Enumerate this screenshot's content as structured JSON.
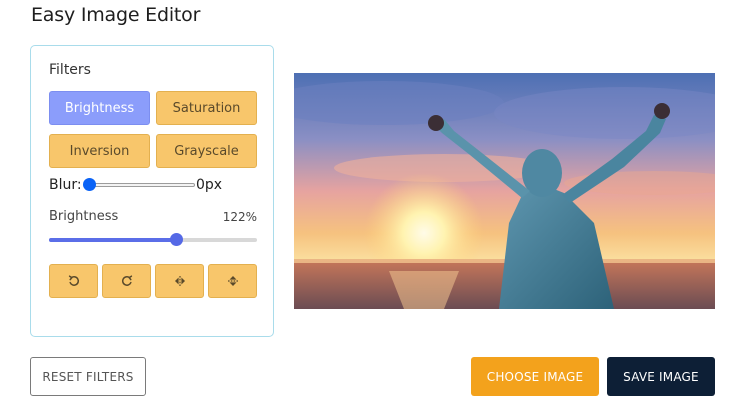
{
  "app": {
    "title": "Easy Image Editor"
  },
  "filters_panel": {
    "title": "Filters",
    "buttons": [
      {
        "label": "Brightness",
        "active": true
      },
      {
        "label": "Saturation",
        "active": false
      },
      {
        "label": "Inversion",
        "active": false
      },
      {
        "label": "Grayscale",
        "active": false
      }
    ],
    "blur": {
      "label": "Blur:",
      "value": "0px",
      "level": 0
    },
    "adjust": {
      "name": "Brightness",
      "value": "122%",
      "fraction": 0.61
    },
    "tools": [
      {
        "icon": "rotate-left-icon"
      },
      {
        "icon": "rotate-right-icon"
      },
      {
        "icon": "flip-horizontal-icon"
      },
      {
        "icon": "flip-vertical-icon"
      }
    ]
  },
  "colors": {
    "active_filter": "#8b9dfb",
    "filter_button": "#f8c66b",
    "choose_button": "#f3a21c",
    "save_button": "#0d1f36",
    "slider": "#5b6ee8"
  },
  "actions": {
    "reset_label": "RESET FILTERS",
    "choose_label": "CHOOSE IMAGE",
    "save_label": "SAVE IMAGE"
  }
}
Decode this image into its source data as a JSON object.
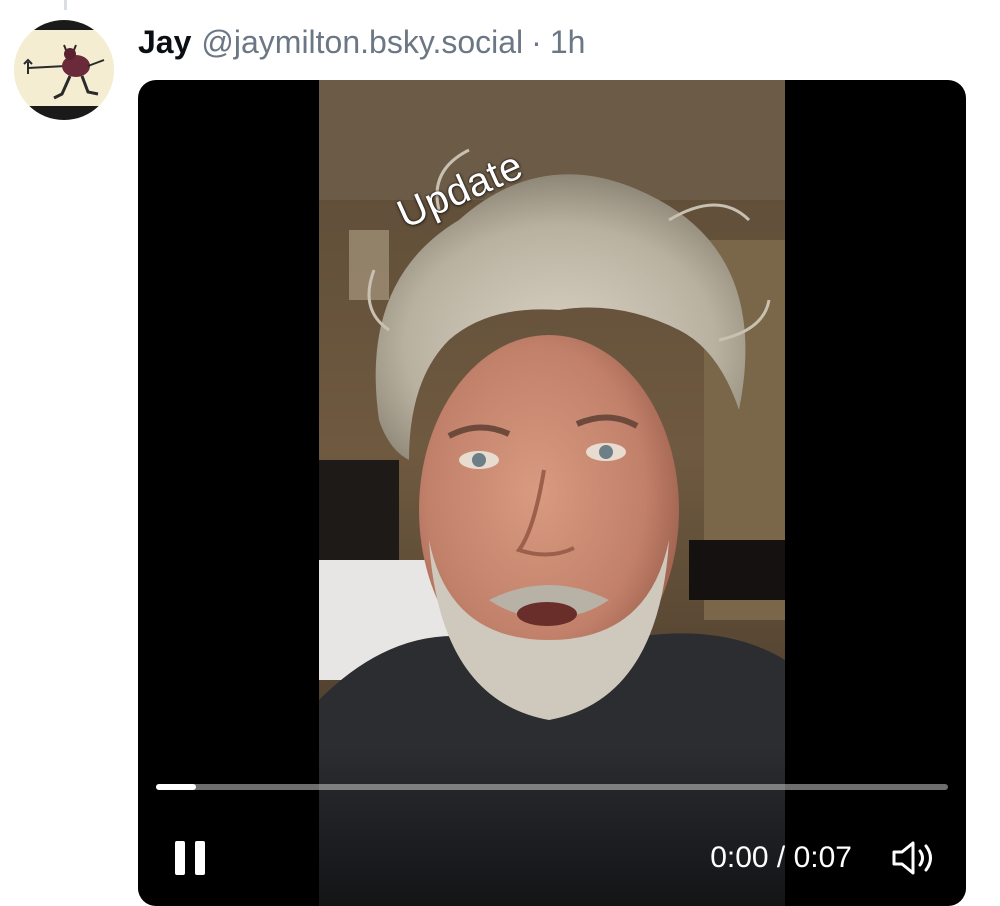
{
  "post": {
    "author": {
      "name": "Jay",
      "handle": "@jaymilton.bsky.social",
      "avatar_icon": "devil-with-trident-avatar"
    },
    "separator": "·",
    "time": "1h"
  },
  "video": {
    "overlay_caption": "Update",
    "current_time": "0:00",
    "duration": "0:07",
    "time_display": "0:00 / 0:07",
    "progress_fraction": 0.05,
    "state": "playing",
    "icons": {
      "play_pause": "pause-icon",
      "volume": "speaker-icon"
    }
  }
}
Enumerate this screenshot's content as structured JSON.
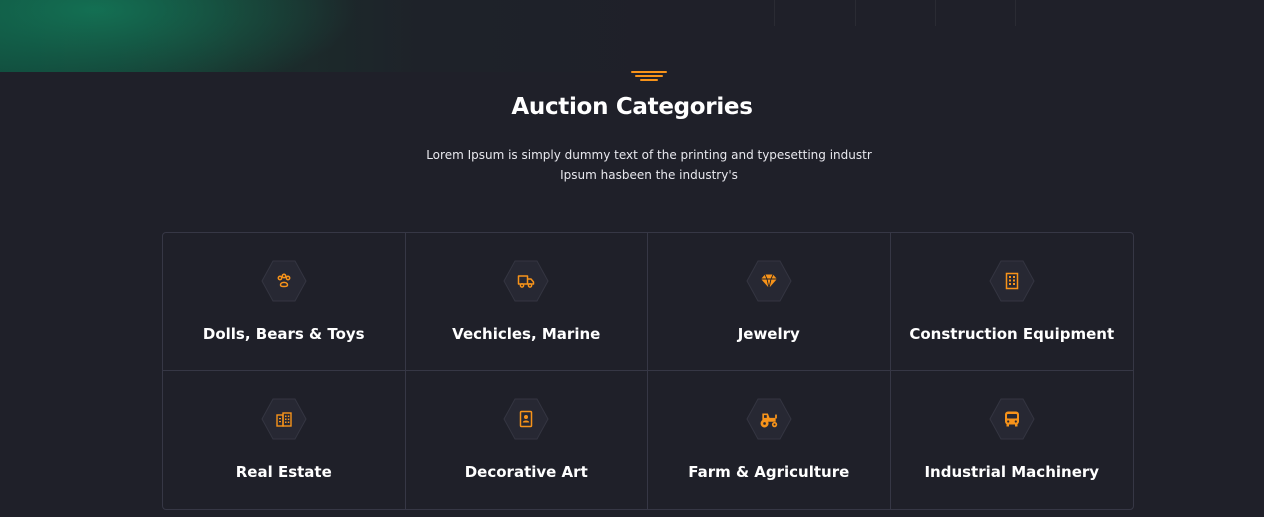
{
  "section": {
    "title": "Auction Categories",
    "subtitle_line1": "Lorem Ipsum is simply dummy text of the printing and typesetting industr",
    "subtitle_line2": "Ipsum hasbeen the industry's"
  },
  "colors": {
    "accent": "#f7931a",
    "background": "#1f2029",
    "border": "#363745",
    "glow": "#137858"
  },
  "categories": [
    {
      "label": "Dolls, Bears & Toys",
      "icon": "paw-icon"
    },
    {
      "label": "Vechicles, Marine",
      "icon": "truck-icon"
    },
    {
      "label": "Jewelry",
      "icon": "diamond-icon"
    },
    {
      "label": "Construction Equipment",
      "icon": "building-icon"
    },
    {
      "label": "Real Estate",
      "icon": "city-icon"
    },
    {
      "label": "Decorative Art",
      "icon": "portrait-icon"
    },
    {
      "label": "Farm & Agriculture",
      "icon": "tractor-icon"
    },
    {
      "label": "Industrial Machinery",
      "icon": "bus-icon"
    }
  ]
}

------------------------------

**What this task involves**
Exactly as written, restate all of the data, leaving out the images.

**Your response**
Enumerate this screenshot's content as structured JSON.
{
  "app": {
    "title": "Easy Image Editor"
  },
  "filters_panel": {
    "title": "Filters",
    "buttons": [
      {
        "label": "Brightness",
        "active": true
      },
      {
        "label": "Saturation",
        "active": false
      },
      {
        "label": "Inversion",
        "active": false
      },
      {
        "label": "Grayscale",
        "active": false
      }
    ],
    "blur": {
      "label": "Blur:",
      "value": "0px",
      "level": 0
    },
    "adjust": {
      "name": "Brightness",
      "value": "122%",
      "fraction": 0.61
    },
    "tools": [
      {
        "icon": "rotate-left-icon"
      },
      {
        "icon": "rotate-right-icon"
      },
      {
        "icon": "flip-horizontal-icon"
      },
      {
        "icon": "flip-vertical-icon"
      }
    ]
  },
  "colors": {
    "active_filter": "#8b9dfb",
    "filter_button": "#f8c66b",
    "choose_button": "#f3a21c",
    "save_button": "#0d1f36",
    "slider": "#5b6ee8"
  },
  "actions": {
    "reset_label": "RESET FILTERS",
    "choose_label": "CHOOSE IMAGE",
    "save_label": "SAVE IMAGE"
  }
}
Decode this image into its source data as a JSON object.
{
  "post": {
    "author": {
      "name": "Jay",
      "handle": "@jaymilton.bsky.social",
      "avatar_icon": "devil-with-trident-avatar"
    },
    "separator": "·",
    "time": "1h"
  },
  "video": {
    "overlay_caption": "Update",
    "current_time": "0:00",
    "duration": "0:07",
    "time_display": "0:00 / 0:07",
    "progress_fraction": 0.05,
    "state": "playing",
    "icons": {
      "play_pause": "pause-icon",
      "volume": "speaker-icon"
    }
  }
}
Enumerate this screenshot's content as structured JSON.
{
  "section": {
    "title": "Auction Categories",
    "subtitle_line1": "Lorem Ipsum is simply dummy text of the printing and typesetting industr",
    "subtitle_line2": "Ipsum hasbeen the industry's"
  },
  "colors": {
    "accent": "#f7931a",
    "background": "#1f2029",
    "border": "#363745",
    "glow": "#137858"
  },
  "categories": [
    {
      "label": "Dolls, Bears & Toys",
      "icon": "paw-icon"
    },
    {
      "label": "Vechicles, Marine",
      "icon": "truck-icon"
    },
    {
      "label": "Jewelry",
      "icon": "diamond-icon"
    },
    {
      "label": "Construction Equipment",
      "icon": "building-icon"
    },
    {
      "label": "Real Estate",
      "icon": "city-icon"
    },
    {
      "label": "Decorative Art",
      "icon": "portrait-icon"
    },
    {
      "label": "Farm & Agriculture",
      "icon": "tractor-icon"
    },
    {
      "label": "Industrial Machinery",
      "icon": "bus-icon"
    }
  ]
}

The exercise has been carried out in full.